Stream restoration and mitigation is a complex process that involves recognizing natural and human induced disturbances that degrade the form and function of stream and riparian ecosystems or prevent its recovery to a sustainable condition. Restoration includes a broad range of activities designed to enable stream corridors to recover dynamic equilibrium and function to maintain channel dimension, pattern, and profile so that over time the stream channel does not degrade or aggrade. The Stream Corridor Restoration: Principles, Processes, and Practices manual published by the Federal Interagency Stream Restoration Working Group in 1998 identifies three levels of stream improvement: 1) restoration, 2) rehabilitation, and 3) reclamation. Restoration is defined as the reestablishment of the structure and function of ecosystems. Ecological restoration is the process of returning an ecosystem as closely as possible to predisturbance conditions and functions. Ecosystems are dynamic and therefore it is not possible to recreate a system exactly. The restoration process reestablishes the general structure, function, and dynamic but self-sustaining behavior of the ecosystem. Rehabilitation is defined as a procedure for making the land useful again after a disturbance. It involves the recovery of ecosystem functions and processes in a degraded habitat. Rehabilitation does not reestablish the predisturbance condition but does establish geological and hydrologically stable landscapes that support biological diversity. Reclamation is defined as a series of activities intended to change the function of an ecosystem, such as changing wetland to farmlands.

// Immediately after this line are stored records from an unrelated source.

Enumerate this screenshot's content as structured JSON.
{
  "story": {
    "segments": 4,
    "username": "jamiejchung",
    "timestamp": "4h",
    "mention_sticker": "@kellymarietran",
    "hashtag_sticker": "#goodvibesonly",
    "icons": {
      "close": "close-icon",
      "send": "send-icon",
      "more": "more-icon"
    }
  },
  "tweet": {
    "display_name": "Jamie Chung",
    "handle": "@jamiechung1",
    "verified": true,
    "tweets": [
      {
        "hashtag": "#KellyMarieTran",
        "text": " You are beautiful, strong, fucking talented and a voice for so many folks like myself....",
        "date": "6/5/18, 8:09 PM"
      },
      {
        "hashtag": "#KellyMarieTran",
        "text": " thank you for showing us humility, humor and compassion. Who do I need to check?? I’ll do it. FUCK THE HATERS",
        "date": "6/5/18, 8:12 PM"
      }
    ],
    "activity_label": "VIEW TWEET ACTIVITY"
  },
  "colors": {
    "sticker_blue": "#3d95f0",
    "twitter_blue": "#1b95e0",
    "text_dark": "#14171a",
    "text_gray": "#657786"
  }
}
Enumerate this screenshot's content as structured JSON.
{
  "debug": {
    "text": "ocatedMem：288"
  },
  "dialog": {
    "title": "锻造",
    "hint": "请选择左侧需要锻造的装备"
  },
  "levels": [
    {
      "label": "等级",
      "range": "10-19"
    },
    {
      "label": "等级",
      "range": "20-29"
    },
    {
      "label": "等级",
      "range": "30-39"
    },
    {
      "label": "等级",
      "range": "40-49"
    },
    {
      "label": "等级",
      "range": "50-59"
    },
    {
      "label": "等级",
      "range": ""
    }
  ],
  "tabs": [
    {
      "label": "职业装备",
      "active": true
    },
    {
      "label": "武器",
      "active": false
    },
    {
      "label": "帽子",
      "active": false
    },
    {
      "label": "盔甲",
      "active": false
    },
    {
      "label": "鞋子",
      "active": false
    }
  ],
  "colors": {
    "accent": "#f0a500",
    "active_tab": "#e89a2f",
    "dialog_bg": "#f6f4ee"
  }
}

For this project, stream restoration is defined as returning a degraded stream ecosystem to the highest level of stream potential available for the surrounding landform. This includes reestablishment of stream channel that maintains its dimensions, pattern and profile such that over time it does not aggrade or degrade. This definition also implies that the restoration will provide the highest level of aquatic habitat and biological diversity possible.
This project included a thorough review of scientific literature related to stream restoration techniques and practices in addition to development of a design handbook. Literature review topics included fluvial processes, bioengineering, natural channel design, habitat improvement structures, stream stability, and sediment transport. An annotated bibliography of the relevant stream restoration literature was posted to the NCSU Water Quality Group Web Site at: http://www.bae.ncsu.edu/programs/extension/wqg/
The document "Stream Restoration: A Natural Channel Design Handbook" was prepared and distributed to 35 NCDOT participants in a 4-day workshop held in Raleigh, NC January 22-26, 2001. The Handbook includes detailed descriptions of successful current and proven stream restoration practices integrated into a usable and reliable cost-effective process for NCDOT. Chapter 11 in the Handbook is a comprehensive process to support evaluation of successful stream restoration.